Like pretty much all the plan b's I've ever had for anything since showing up here, my fantasy plan b involves me fleeing the country for better education or work opportunities elsewhere.  (Don't all expats have a secret fantasy escape plan?)

It's the long stretches of day where I do very little of what I love that get to me and I now feel quite confident that it'd be easier for me to keep moving forward somewhere else.  But here I am, and I'm not a quitter, so I'm rolling up my sleeves and seeing if there's anything here for me first.  There are great things to be had and learned in Belgium, don't get me wrong... you just need to have a car if you live in Wallonia and you need to be willing to wrestle with paperwork every step of the way.  I keep trying to round off my "square peg" edges to fit into these round holes, but well... progress is slow. 

Thursday, June 7, 2012

The Twist

Today I learned that my chef de pâtisserie represented France in the World Chocolate Masters a few years back (and came in a very respectable 5th place, despite his showpiece breaking during the competition!)  I'm kind of in awe.  Ok, I'm fully in awe.  That was a twist I didn't see coming.  Kind of like someone putting a cherry on top of the cherry of having the opportunity to stage in 'the house of fancy pastries'.

In other news my knee is still buggered despite horsepill anti-inflammatories, I have developed the ability to sleep at will (and sometimes even not when I will it,) and today was overall a better day in 'the house of fancy pastries'.  Meaning I felt ~slightly~ less goomba like, and got to do a few new things. :)

It's the hardest work I've done physically in pastry so far, as this place produces in larger quantities than anywhere I've ever worked before.  Larger batches of everything mean larger pots, larger mixer bowls (that weigh like... half what I do?) and so on.  Even though my bruised knee doesn't like it for the moment, fortunately my back is holding up through it all and I'm counting my blessings and feeling seriously grateful toward my physiotherapist.  It feels normal most of the time now, despite the strain I'm placing on it, which I guess means we did a good job bringing it back to health (yay.)

I feel like I have a lot to feel grateful for, and I'm just hoping things continue to move in this positive direction.

Now, I must sleep.

Tuesday, June 5, 2012

Off to a smashing start.

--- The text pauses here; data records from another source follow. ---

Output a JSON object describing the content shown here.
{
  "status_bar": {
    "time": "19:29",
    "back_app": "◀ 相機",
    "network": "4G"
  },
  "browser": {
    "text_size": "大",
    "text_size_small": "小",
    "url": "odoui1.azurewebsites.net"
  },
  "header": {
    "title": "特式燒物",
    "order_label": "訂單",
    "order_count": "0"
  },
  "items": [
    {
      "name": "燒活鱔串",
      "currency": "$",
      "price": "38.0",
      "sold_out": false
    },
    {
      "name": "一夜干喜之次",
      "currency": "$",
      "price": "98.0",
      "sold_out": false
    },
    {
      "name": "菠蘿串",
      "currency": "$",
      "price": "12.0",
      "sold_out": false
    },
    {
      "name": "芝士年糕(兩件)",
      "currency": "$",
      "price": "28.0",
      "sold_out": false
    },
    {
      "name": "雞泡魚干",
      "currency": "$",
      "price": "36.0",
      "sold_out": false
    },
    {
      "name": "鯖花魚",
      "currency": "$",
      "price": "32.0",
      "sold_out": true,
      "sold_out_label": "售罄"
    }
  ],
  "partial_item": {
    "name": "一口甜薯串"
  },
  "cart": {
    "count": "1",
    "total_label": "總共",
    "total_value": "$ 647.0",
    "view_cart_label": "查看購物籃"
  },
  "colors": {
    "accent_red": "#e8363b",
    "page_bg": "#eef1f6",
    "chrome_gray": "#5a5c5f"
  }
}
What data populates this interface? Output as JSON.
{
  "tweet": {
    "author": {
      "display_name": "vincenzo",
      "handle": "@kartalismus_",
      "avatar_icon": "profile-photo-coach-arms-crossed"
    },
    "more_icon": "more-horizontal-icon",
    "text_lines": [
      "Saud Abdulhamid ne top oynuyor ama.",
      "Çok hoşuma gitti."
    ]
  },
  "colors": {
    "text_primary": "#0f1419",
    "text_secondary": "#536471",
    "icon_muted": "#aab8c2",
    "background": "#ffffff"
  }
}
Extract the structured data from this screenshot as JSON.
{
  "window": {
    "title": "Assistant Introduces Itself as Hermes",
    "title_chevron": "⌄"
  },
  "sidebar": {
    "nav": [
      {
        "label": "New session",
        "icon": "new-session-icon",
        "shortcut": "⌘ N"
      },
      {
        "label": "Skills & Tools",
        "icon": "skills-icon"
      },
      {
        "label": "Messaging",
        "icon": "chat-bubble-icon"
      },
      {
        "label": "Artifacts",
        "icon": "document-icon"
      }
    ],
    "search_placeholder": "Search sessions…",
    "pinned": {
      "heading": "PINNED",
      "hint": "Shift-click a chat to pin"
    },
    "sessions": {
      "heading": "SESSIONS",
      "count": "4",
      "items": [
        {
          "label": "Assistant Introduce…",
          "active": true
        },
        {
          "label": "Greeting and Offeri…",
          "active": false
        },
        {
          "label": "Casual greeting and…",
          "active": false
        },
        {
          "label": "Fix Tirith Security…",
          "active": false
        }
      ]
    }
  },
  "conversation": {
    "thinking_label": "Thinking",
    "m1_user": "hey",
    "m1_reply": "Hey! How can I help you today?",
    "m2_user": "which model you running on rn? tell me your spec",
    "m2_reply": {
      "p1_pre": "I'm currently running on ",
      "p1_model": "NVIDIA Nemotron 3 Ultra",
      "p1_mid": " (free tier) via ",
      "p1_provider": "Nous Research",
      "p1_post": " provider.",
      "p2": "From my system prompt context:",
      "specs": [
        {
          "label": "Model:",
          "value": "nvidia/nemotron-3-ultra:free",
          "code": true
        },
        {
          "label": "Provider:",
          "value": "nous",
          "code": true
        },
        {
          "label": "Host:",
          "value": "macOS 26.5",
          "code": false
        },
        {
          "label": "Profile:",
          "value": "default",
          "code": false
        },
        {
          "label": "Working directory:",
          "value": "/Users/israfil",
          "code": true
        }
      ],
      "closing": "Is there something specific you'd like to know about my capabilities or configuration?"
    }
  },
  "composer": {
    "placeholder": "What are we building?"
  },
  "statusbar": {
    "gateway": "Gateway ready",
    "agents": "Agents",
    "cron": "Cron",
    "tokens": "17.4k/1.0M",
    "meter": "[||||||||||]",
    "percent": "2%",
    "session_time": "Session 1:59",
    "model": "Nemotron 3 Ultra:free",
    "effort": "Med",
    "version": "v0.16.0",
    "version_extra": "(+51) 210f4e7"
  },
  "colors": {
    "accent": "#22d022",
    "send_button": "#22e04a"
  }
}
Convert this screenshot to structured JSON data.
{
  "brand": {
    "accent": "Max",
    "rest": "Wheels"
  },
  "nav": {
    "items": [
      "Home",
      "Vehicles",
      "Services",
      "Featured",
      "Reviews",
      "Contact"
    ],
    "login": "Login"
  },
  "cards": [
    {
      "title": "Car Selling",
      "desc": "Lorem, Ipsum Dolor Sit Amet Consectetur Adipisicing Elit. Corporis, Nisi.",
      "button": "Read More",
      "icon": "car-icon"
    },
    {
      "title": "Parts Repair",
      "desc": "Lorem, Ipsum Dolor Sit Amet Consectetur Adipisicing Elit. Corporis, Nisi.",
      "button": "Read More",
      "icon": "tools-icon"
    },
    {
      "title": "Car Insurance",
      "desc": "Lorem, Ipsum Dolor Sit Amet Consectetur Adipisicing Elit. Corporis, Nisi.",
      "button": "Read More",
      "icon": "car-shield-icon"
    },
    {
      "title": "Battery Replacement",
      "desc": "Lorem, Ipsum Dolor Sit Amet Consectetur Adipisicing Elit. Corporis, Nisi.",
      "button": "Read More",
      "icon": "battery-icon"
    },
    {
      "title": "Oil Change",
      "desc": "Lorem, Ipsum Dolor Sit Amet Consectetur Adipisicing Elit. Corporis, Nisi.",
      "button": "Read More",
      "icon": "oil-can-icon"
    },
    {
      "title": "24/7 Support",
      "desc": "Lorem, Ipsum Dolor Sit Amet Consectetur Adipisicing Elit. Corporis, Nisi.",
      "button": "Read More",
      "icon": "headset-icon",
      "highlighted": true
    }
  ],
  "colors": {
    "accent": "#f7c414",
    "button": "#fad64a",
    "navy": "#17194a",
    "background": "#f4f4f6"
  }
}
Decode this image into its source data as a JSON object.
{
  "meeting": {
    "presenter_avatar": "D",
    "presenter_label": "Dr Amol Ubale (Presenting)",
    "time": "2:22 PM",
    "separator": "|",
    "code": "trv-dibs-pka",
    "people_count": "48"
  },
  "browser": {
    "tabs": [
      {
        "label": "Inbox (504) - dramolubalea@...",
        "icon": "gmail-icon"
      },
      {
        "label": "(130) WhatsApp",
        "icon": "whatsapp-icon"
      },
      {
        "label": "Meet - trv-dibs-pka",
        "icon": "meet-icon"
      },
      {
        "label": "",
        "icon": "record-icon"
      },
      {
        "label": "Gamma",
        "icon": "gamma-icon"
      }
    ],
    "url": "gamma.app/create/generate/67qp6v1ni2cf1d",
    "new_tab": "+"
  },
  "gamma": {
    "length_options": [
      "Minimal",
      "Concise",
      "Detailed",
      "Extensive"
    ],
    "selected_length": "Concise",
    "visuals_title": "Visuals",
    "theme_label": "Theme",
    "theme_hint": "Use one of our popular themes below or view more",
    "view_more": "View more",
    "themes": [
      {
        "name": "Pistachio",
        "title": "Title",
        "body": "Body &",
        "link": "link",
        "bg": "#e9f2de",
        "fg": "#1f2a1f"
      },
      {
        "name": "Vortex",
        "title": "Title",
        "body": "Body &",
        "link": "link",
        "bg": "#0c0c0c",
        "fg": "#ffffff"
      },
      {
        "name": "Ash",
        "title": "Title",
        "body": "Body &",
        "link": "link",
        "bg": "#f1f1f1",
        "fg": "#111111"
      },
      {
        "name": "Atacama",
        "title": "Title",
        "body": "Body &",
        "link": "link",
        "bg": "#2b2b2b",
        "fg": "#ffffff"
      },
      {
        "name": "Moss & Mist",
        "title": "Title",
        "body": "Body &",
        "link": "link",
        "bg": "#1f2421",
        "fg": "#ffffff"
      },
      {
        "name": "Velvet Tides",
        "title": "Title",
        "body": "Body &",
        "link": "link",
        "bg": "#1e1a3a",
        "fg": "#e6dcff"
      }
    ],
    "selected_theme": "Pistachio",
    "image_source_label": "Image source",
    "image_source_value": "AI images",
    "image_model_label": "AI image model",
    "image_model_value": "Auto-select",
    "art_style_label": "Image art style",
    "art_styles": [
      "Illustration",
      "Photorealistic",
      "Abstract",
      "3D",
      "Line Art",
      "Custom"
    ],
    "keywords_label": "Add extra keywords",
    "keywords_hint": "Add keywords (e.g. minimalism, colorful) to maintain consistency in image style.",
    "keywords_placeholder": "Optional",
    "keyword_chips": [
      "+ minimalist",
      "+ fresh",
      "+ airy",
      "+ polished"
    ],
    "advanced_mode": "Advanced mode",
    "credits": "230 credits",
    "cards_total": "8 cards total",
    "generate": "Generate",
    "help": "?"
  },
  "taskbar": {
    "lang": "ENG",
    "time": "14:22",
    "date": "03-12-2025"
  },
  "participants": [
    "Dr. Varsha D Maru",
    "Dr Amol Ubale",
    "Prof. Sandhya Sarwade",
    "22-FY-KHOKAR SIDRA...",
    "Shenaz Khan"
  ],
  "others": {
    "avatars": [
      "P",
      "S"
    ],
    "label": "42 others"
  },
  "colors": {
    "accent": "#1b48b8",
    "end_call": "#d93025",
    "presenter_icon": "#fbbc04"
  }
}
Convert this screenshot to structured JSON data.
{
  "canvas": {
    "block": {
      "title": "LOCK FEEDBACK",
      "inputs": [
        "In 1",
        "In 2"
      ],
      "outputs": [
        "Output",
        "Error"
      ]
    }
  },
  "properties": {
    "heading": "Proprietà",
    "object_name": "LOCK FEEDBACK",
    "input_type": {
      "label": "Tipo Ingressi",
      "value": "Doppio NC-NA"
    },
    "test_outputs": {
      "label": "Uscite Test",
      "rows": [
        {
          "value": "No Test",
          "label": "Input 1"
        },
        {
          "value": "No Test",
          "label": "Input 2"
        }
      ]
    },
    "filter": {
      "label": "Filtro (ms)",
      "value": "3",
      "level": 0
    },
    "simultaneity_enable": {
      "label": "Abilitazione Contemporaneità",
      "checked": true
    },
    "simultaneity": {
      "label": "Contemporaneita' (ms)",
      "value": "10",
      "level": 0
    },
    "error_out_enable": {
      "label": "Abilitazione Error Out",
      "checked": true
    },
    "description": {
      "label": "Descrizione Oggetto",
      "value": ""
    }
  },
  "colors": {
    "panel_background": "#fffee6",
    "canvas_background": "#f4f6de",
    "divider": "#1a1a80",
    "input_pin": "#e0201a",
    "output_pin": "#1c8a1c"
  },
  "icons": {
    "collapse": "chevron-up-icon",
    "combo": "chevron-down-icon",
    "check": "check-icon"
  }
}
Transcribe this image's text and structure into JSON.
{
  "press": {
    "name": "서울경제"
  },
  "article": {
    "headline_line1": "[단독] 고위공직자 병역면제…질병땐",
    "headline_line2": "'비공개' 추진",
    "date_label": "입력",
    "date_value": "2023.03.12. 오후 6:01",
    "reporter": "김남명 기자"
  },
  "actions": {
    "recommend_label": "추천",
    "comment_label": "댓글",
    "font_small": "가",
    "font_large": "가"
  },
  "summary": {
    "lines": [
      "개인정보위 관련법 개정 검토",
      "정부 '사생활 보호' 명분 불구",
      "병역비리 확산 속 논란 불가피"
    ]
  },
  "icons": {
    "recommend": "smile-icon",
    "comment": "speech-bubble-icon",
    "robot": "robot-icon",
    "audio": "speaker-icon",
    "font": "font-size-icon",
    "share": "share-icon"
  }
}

My stage has started.  Today was my 4th day at the "house of fancy pastries" (as we will call it,) in Verviers, and like every day I've been there, I still feel like a goomba in a place filled with ninjas.  The first days in any kitchen are always the most difficult, as you are learning how things are expected to be done, where things are kept, and how the machinery works.  Today I learned (I hope) to watch my step more carefully.

I can't bend my left knee.  A large black bruise is developing, and though I've taken a horsepill anti-inflammatory, it seems to have no effect.  Today, you see, I managed to crash to the ground while escorting a tray of creamy, crispy deliciousness designed to be hidden as a layer in a mousse-cake from the freezer to a work surface.  While carrying the tray I didn't swerve to avoid a low stack of boxes and metal in my path (which I didn't see since I was carrying the tray.)  This resulted in my falling forward, trying desperately to keep the wobbling tray upright as I fell, and then *wham*  The tray and I hit the ground.  Nothing makes you feel more competent than almost killing a tray of someone else's work by doing a belly flop in the kitchen.  Yes yes.

I'm just hoping by the end of my stage I feel slightly less like an elephant who has stumbled into the midst of a troupe of ballet dancers.

Oh, later in the day the vibration from the dishwasher sent the tray-loader (a metal insert we use to place baking pans and grills in the dishwasher,) toppling onto me from above as I dried and put back pitchers, bowls and other things.  It was totally my day.

Chitika